Traditionally agility has been described as the ability to change body direction and position rapidly. This view of agility was extended, and a deterministic model was proposed that define agility as including change of direction (COD) speed component encompassing technical strength and power factors, as well as a perceptual and decision – making component. 

More recently, the definition of agility has been revised to reflect the fact that in most sports, such as invasion sports like football, basketball, racket sports like tennis or badminton COD occur in response to a stimulus, usually from an opponent’s actions. 

According to recent definitions, agility is “a rapid whole-body movement with a change of velocity or direction in response to a stimulus. 

Social status, financial gain, and many other things that professional sport brings today have led that initial idea of a particular physical activity as a tool for helping a child reach his or her full psycho-physical potential, disrupt, and, in many cases, becomes destructive. The chance of a young athlete succeeding as a professional athlete is minimal. Probably because of this reason, parents, personal trainers, coaches of younger categories often make mistakes regarding the choice of the sport the time when a child is involved in sports and competitions, as well as the number and intensity of training they spend in and off season.

One of the examples could be a defending Football (soccer) player may decelerate and perform a side step in response to an attacker’s evasive movements. 

Another example could be an attacking basketball player may cut to one side if he or she perceives a defender moving the opposite way.

Although agility movements are typically reactive, there are a few scenarios in sports where COD movements are preplanned with no decision making.

Examples include base running in baseball as well as running between the wickets in cricket, but these examples are rare. 

Therefore the reactive aspect of agility is a vital component of performance, and a stimulus is used to initiate an agility maneuver! 

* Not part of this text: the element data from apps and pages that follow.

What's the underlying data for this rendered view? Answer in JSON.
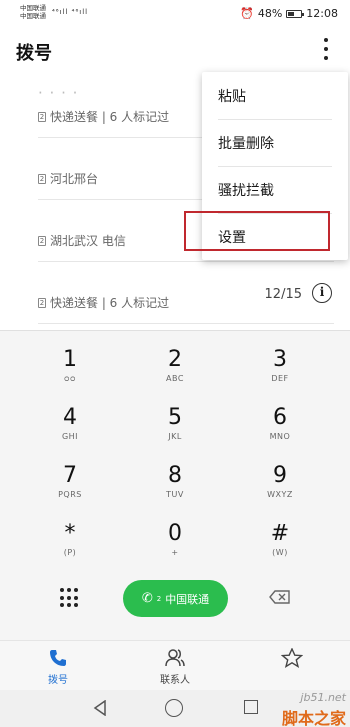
{
  "status": {
    "carrier1": "中国联通",
    "carrier2": "中国联通",
    "signal": "⁴⁶ıll ⁴⁶ıll",
    "battery": "48%",
    "time": "12:08"
  },
  "header": {
    "title": "拨号"
  },
  "calls": [
    {
      "subtitle": "快递送餐 | 6 人标记过",
      "date": ""
    },
    {
      "subtitle": "河北邢台",
      "date": ""
    },
    {
      "subtitle": "湖北武汉 电信",
      "date": ""
    },
    {
      "subtitle": "快递送餐 | 6 人标记过",
      "date": "12/15"
    }
  ],
  "menu": {
    "items": [
      "粘贴",
      "批量删除",
      "骚扰拦截",
      "设置"
    ]
  },
  "dialpad": {
    "keys": [
      {
        "digit": "1",
        "letters": "ᴑᴑ"
      },
      {
        "digit": "2",
        "letters": "ABC"
      },
      {
        "digit": "3",
        "letters": "DEF"
      },
      {
        "digit": "4",
        "letters": "GHI"
      },
      {
        "digit": "5",
        "letters": "JKL"
      },
      {
        "digit": "6",
        "letters": "MNO"
      },
      {
        "digit": "7",
        "letters": "PQRS"
      },
      {
        "digit": "8",
        "letters": "TUV"
      },
      {
        "digit": "9",
        "letters": "WXYZ"
      },
      {
        "digit": "*",
        "letters": "(P)"
      },
      {
        "digit": "0",
        "letters": "+"
      },
      {
        "digit": "#",
        "letters": "(W)"
      }
    ],
    "call_label": "中国联通",
    "call_sim": "2"
  },
  "bottomnav": {
    "items": [
      {
        "label": "拨号",
        "active": true
      },
      {
        "label": "联系人",
        "active": false
      },
      {
        "label": "",
        "active": false
      }
    ]
  },
  "watermark": {
    "top": "jb51.net",
    "bottom": "脚本之家"
  },
  "colors": {
    "accent": "#1f6fd1",
    "call_green": "#2bbd4e",
    "highlight_red": "#c0282e"
  }
}
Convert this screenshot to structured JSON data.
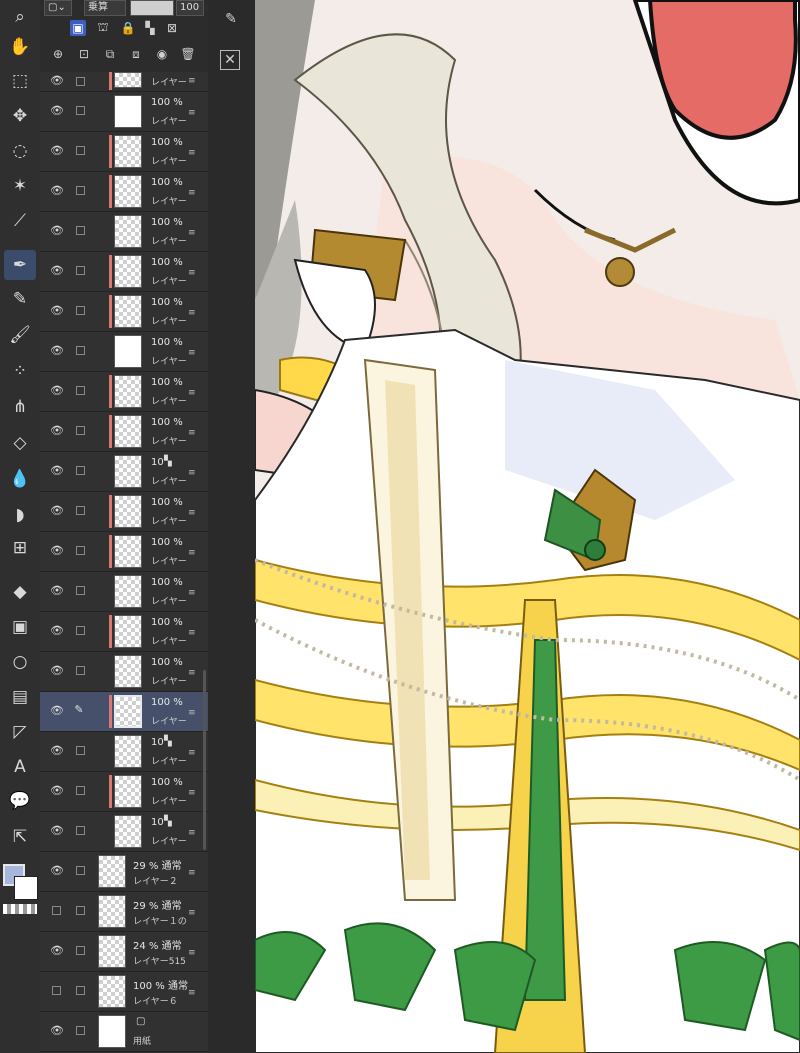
{
  "tools": [
    {
      "name": "zoom-icon",
      "glyph": "⌕"
    },
    {
      "name": "hand-icon",
      "glyph": "✋"
    },
    {
      "name": "object-icon",
      "glyph": "⬚"
    },
    {
      "name": "move-icon",
      "glyph": "✥"
    },
    {
      "name": "lasso-icon",
      "glyph": "◌"
    },
    {
      "name": "magic-wand-icon",
      "glyph": "✶"
    },
    {
      "name": "eyedropper-icon",
      "glyph": "⟋"
    },
    {
      "name": "pen-icon",
      "glyph": "✒"
    },
    {
      "name": "pencil-icon",
      "glyph": "✎"
    },
    {
      "name": "brush-icon",
      "glyph": "🖌"
    },
    {
      "name": "airbrush-icon",
      "glyph": "⁘"
    },
    {
      "name": "decoration-icon",
      "glyph": "⋔"
    },
    {
      "name": "eraser-icon",
      "glyph": "◇"
    },
    {
      "name": "blend-icon",
      "glyph": "💧"
    },
    {
      "name": "blur-icon",
      "glyph": "◗"
    },
    {
      "name": "mesh-transform-icon",
      "glyph": "⊞"
    },
    {
      "name": "fill-icon",
      "glyph": "◆"
    },
    {
      "name": "gradient-icon",
      "glyph": "▣"
    },
    {
      "name": "figure-icon",
      "glyph": "○"
    },
    {
      "name": "frame-icon",
      "glyph": "▤"
    },
    {
      "name": "ruler-icon",
      "glyph": "◸"
    },
    {
      "name": "text-icon",
      "glyph": "A"
    },
    {
      "name": "balloon-icon",
      "glyph": "💬"
    },
    {
      "name": "correct-line-icon",
      "glyph": "⇱"
    }
  ],
  "panel": {
    "blend_mode": "乗算",
    "opacity": "100"
  },
  "layers": [
    {
      "opacity": "",
      "name": "レイヤー",
      "clip": true,
      "thumb": "check"
    },
    {
      "opacity": "100 %",
      "name": "レイヤー",
      "clip": false,
      "thumb": "plain"
    },
    {
      "opacity": "100 %",
      "name": "レイヤー",
      "clip": true,
      "thumb": "check"
    },
    {
      "opacity": "100 %",
      "name": "レイヤー",
      "clip": true,
      "thumb": "check"
    },
    {
      "opacity": "100 %",
      "name": "レイヤー",
      "clip": false,
      "thumb": "check"
    },
    {
      "opacity": "100 %",
      "name": "レイヤー",
      "clip": true,
      "thumb": "check"
    },
    {
      "opacity": "100 %",
      "name": "レイヤー",
      "clip": true,
      "thumb": "check"
    },
    {
      "opacity": "100 %",
      "name": "レイヤー",
      "clip": false,
      "thumb": "plain"
    },
    {
      "opacity": "100 %",
      "name": "レイヤー",
      "clip": true,
      "thumb": "check"
    },
    {
      "opacity": "100 %",
      "name": "レイヤー",
      "clip": true,
      "thumb": "check"
    },
    {
      "opacity": "10",
      "name": "レイヤー",
      "clip": false,
      "thumb": "check",
      "mask": true
    },
    {
      "opacity": "100 %",
      "name": "レイヤー",
      "clip": true,
      "thumb": "check"
    },
    {
      "opacity": "100 %",
      "name": "レイヤー",
      "clip": true,
      "thumb": "check"
    },
    {
      "opacity": "100 %",
      "name": "レイヤー",
      "clip": false,
      "thumb": "check"
    },
    {
      "opacity": "100 %",
      "name": "レイヤー",
      "clip": true,
      "thumb": "check"
    },
    {
      "opacity": "100 %",
      "name": "レイヤー",
      "clip": false,
      "thumb": "check"
    },
    {
      "opacity": "100 %",
      "name": "レイヤー",
      "clip": true,
      "thumb": "check",
      "selected": true
    },
    {
      "opacity": "10",
      "name": "レイヤー",
      "clip": false,
      "thumb": "check",
      "mask": true
    },
    {
      "opacity": "100 %",
      "name": "レイヤー",
      "clip": true,
      "thumb": "check"
    },
    {
      "opacity": "10",
      "name": "レイヤー",
      "clip": false,
      "thumb": "check",
      "mask": true
    }
  ],
  "bottom_layers": [
    {
      "opacity": "29 % 通常",
      "name": "レイヤー２",
      "eye": true
    },
    {
      "opacity": "29 % 通常",
      "name": "レイヤー１の",
      "eye": false
    },
    {
      "opacity": "24 % 通常",
      "name": "レイヤー515",
      "eye": true
    },
    {
      "opacity": "100 % 通常",
      "name": "レイヤー６",
      "eye": false
    },
    {
      "opacity": "",
      "name": "用紙",
      "eye": true
    }
  ]
}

One electronic timing equipment manufacturer claimed that reacting to their flashing light system can train “critical athlete qualities such as reaction time, decision making, reactive COD, agility, peripheral vision, skills, endurance and even teamwork in reactive simulations and small-sided games.”

There are numerous numbers of tests to determine agility:
1. Shuttle run tests are often done as an agility test as well as a drill to build sports agility. Markers are set up, and you sprint from one marker to the other, do a quick turn, and sprint back. The U.S. Military Academy uses a shuttle run test. The National Football League uses a 5-10-5 shuttle run as an agility test and drill.

2. The Illinois Agility Run Test is often used by schools and law enforcement as a test of agility. It uses a running course and involves not only a shuttle run, but also weaving between four cones. Because it has been used for many years, there are norms and a grading system that can be applied.

3.The SPARQ rating combines testing for speed, power, agility, reaction, and quickness. It is sport-specific as well as a test for general athleticism. The general assessment tests include the agility shuttle 5-10-5 to measure agility. For sport-specific agility, they use a lane agility drill for basketball, a shuttle cross pick-up for hockey, and the arrowhead drill for soccer. 

BeStrong Dubai team are using a variety of tests in our everyday personal training with young and older athletes to determine their current level of agility, based on the results we developing specific personal training programs which are individually customized and oriented to each and every of our BeStrong athlete to improve their existing level of agility.